District of Columbia Campus Master of Health Science (MHS) Programs
Masters in Health Science schools provide various multiple graduate degree paths that explore different facets of human health and health care. These health science masters programs are designed to bolster a student’s expertise in their field and to cultivate them as professionals. Consequently, many universities with masters in health sciences programs work to engage learners with a series of core courses. They then encourage students to build skills that align with their goals through an area of emphasis. These areas might include health policy, environmental health, public health, integrative health, wellness, and more.
Masters in Health Science Schools & Health Science Masters Programs
One thing to know is that Masters in Health Science Schools often award degrees from different university departments. Since the field of health sciences is interdisciplinary, some schools could offer MHS degrees inside of medical programs (e.g. microbiology) while others might tackle policy and administration, advanced research methods or fitness. Below are two examples of health science masters programs from our sponsored schools.
MHS – Master of Health Sciences
A Master of Health Science (MHS) degree program often introduces students to key concepts in public policy, statistical and research methods as well as their real-world applications. By nature flexible and inter-professional, a MHS degree program could stack a core of health science courses onto a student’s chosen area of emphasis. The health sciences core usually draws content from several disciplines.
- Project Management
- Ethics of Health Care Research
- Health Care Systems and Policy
Therefore, students who work towards their MHS degree on campus might learn face to face from a team of faculty from university departments such as business, biological and allied health,
pharmaceutical sciences and chemistry.
In addition, most universities allow students to tailor their MHS degree to personal goals and interests. Some might want an in-depth biomedical curriculum to prepare them to apply to medical, dental, pharmacy, veterinary or other health-care related schools. Others might want to enhance their grasp of an area such as clinical research administration, informatics, or regulatory compliance.
To earn their masters degree in health science, students may need to complete between 30 and 36 credits, which often includes a thesis or capstone project. Some Master of Health Sciences schools may have part-time study options, but for those who work towards their degree on a full-time basis, it could take about one to two years.

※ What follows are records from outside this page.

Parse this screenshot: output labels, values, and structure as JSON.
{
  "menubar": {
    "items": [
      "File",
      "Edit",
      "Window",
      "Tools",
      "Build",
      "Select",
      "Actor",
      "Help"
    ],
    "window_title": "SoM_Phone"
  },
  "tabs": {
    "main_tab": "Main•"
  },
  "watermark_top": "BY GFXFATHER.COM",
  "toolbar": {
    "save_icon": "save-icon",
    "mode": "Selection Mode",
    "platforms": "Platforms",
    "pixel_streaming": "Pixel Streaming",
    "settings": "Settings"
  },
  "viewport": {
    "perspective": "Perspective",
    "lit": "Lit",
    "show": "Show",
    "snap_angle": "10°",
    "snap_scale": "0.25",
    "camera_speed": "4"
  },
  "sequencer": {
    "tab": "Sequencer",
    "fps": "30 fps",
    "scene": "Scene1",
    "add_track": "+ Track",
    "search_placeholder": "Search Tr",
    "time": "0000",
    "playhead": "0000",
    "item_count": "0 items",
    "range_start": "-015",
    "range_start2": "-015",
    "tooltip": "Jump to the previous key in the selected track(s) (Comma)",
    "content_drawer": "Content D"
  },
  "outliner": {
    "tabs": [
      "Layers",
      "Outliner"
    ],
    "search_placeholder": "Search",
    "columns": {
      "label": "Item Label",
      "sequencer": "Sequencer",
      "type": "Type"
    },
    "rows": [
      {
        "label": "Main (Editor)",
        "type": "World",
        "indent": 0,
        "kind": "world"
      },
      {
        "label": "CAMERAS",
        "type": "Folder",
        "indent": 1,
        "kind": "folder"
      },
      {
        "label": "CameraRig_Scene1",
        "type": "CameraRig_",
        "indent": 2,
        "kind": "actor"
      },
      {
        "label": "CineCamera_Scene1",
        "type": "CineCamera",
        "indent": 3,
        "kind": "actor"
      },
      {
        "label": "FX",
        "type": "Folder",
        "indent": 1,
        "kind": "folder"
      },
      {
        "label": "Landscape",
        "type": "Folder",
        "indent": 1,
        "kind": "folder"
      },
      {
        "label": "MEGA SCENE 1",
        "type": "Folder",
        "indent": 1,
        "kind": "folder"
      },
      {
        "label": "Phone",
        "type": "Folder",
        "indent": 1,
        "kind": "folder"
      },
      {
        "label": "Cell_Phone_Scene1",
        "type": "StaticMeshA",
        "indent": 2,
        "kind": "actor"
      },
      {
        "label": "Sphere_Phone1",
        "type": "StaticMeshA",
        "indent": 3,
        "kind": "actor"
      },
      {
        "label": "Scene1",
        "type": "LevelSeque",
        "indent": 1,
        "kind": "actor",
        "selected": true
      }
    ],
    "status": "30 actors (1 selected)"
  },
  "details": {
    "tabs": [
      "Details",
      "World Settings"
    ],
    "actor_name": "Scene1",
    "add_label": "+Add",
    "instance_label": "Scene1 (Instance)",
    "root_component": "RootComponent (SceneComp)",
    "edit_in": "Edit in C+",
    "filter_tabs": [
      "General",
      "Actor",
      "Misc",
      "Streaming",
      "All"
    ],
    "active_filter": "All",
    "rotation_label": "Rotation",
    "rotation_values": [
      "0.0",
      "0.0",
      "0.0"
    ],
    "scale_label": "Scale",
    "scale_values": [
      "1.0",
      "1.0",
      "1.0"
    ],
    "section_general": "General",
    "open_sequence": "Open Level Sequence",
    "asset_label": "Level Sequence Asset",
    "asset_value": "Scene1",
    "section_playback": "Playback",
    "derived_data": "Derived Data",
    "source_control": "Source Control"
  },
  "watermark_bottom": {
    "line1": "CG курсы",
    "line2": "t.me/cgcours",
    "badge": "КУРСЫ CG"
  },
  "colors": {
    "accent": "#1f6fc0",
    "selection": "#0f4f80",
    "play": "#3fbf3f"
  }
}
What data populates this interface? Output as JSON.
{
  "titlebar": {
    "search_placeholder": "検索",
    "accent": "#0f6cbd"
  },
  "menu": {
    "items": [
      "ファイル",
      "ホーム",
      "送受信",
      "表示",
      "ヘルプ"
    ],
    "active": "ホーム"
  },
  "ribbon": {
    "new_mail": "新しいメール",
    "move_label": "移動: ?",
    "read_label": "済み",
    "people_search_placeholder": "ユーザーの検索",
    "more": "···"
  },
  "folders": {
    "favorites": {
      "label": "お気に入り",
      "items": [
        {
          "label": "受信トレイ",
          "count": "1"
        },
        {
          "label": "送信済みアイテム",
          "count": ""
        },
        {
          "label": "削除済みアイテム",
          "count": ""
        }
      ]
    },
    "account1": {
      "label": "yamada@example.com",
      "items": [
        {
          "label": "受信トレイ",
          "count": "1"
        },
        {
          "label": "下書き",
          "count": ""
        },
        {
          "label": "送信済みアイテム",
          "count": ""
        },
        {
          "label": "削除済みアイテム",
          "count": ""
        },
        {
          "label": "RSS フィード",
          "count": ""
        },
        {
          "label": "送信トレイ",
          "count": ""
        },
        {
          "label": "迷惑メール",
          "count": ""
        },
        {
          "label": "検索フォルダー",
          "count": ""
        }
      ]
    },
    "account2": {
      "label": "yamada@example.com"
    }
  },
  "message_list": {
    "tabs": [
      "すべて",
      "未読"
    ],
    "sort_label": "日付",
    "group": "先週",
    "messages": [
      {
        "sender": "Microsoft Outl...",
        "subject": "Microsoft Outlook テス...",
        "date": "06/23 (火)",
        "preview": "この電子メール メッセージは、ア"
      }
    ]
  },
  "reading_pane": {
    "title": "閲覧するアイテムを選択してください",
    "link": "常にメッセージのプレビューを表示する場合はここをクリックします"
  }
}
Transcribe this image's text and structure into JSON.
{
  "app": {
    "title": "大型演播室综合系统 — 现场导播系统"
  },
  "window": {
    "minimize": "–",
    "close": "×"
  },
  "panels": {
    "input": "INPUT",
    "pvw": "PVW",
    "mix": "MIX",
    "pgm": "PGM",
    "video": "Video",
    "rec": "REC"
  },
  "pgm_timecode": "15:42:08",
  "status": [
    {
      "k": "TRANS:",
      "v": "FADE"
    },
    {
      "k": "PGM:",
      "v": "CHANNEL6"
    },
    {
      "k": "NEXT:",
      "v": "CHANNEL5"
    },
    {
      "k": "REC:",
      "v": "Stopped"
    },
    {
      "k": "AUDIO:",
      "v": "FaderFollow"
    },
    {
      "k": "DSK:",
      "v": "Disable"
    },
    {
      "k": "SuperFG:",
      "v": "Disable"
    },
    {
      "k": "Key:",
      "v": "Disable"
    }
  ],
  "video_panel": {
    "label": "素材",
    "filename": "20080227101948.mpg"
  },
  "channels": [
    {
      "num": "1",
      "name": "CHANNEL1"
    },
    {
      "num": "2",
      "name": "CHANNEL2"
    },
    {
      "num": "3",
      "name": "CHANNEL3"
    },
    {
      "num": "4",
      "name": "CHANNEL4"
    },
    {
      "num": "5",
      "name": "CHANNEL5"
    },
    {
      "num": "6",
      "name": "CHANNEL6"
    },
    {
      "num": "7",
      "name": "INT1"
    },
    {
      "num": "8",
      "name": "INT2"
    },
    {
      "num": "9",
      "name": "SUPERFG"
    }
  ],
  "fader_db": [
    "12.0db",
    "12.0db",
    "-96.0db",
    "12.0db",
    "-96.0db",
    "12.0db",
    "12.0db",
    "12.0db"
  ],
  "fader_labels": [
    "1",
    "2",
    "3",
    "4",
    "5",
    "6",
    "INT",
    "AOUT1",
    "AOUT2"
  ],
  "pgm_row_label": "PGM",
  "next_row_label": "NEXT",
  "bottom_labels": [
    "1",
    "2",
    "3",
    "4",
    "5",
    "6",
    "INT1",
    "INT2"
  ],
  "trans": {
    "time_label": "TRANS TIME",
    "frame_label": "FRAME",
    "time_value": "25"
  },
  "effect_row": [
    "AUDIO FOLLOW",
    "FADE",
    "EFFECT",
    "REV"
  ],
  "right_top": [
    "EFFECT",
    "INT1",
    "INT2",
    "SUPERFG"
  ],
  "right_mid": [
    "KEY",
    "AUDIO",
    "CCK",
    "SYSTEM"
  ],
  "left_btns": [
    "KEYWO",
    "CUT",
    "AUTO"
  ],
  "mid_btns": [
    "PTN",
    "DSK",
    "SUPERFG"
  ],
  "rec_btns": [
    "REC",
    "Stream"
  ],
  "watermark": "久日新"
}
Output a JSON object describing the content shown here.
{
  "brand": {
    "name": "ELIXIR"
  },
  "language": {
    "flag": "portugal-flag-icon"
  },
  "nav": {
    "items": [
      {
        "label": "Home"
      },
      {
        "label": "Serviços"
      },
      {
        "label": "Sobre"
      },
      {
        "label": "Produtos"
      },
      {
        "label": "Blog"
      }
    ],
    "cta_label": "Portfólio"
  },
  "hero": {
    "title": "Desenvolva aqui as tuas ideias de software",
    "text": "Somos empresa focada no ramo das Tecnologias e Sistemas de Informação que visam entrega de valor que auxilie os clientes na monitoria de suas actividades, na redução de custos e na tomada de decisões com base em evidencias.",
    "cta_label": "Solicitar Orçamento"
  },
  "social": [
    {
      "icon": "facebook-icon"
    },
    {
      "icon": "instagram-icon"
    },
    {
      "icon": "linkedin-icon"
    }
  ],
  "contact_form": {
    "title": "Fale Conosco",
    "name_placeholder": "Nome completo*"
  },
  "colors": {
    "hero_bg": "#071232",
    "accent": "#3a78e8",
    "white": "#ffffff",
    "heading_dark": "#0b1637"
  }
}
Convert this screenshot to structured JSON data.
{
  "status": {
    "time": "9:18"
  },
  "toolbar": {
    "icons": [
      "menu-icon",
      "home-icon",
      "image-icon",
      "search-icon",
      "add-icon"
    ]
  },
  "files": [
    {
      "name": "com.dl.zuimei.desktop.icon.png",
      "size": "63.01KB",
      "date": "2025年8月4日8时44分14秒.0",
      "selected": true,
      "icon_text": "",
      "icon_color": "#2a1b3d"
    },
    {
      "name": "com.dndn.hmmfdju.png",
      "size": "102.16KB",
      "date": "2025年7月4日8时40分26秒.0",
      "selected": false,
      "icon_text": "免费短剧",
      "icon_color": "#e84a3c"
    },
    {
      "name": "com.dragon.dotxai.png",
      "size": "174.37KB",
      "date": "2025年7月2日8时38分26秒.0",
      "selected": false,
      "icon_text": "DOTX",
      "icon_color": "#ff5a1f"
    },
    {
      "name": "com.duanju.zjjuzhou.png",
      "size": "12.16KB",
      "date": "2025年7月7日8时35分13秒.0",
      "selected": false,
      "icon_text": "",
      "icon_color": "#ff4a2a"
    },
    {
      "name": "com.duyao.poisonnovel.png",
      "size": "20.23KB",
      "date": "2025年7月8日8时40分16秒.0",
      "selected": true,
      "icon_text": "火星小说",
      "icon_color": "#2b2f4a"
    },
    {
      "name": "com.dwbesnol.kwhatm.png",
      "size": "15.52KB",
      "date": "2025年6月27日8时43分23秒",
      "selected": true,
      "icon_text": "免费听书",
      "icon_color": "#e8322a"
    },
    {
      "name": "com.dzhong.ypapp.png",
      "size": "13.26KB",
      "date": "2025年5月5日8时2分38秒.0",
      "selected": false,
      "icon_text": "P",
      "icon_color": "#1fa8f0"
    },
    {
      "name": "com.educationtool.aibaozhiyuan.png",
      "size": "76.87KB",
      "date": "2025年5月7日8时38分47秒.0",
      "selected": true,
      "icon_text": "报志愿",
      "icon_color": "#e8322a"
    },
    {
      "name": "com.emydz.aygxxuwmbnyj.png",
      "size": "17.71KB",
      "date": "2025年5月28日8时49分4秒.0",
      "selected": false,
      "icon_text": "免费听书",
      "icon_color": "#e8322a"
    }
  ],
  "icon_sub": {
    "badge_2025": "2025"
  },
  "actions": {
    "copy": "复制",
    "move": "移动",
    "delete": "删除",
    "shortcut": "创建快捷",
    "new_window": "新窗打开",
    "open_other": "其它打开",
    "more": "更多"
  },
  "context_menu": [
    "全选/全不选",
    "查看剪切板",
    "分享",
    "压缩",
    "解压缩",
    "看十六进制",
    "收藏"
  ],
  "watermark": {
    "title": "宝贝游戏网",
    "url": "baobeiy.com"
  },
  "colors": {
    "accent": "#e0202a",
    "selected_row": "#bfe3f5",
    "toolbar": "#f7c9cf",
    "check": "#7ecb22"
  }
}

Although specific items vary by university, applicants to a MHS program may need to furnish letters of reference, GRE scores, a resume or CV, personal statement, and transcripts. A bachelor of science degree with a minimum 3.0 GPA may be recommended.
MPH - Master of Public Health
A Master of Public Health (MPH) degree program explores areas such as community leadership, public policy, disease control, and health communication. MPH programs often introduce students to basic concepts of public health, such as epidemiology, environmental health sciences, and biostatistics. They also generally explore the biological, environmental, socio-economic, behavioral, cultural, and other factors that impact human health. Other courses in health services administration, budgeting, and HR could prepare students to lead, think systematically and plan strategically.
Students in MPH programs could decide to focus on a given area of public health, such as family and community health, global health, and health care management and policy. For instance, an emphasis in community health might explore media campaigns, social services and public health nutrition.
To earn their masters degree in public health, students may need to complete about 39 to 48 credits of coursework and a thesis of applied public health project. Students who work towards their degree on a full-time basis might complete their degree in about two years.
Applicants to some universities may need a bachelors degree with completed college-level introductory psychology or sociology as well as statistics. Other required material could include a copy of your current resume, letters of reference, transcripts and an essay. Refer to individual schools for more details.
Ready to Find Masters in Health Sciences Schools?
Discover which graduate school’s masters in health science program might be the perfect choice for your needs. Filter by location to find MHS programs at a nearby campus, or explore some of the paid programs listed right here. All you have to do to take the next step is use the on-page form to contact the schools on your list and ask about their Masters in Health Science programs.
- Washington, DCWashington, DC
Johns Hopkins University
The Post-Baccalaureate Health Science Intensive Program is a unique concentration in the MS in Biotechnology program.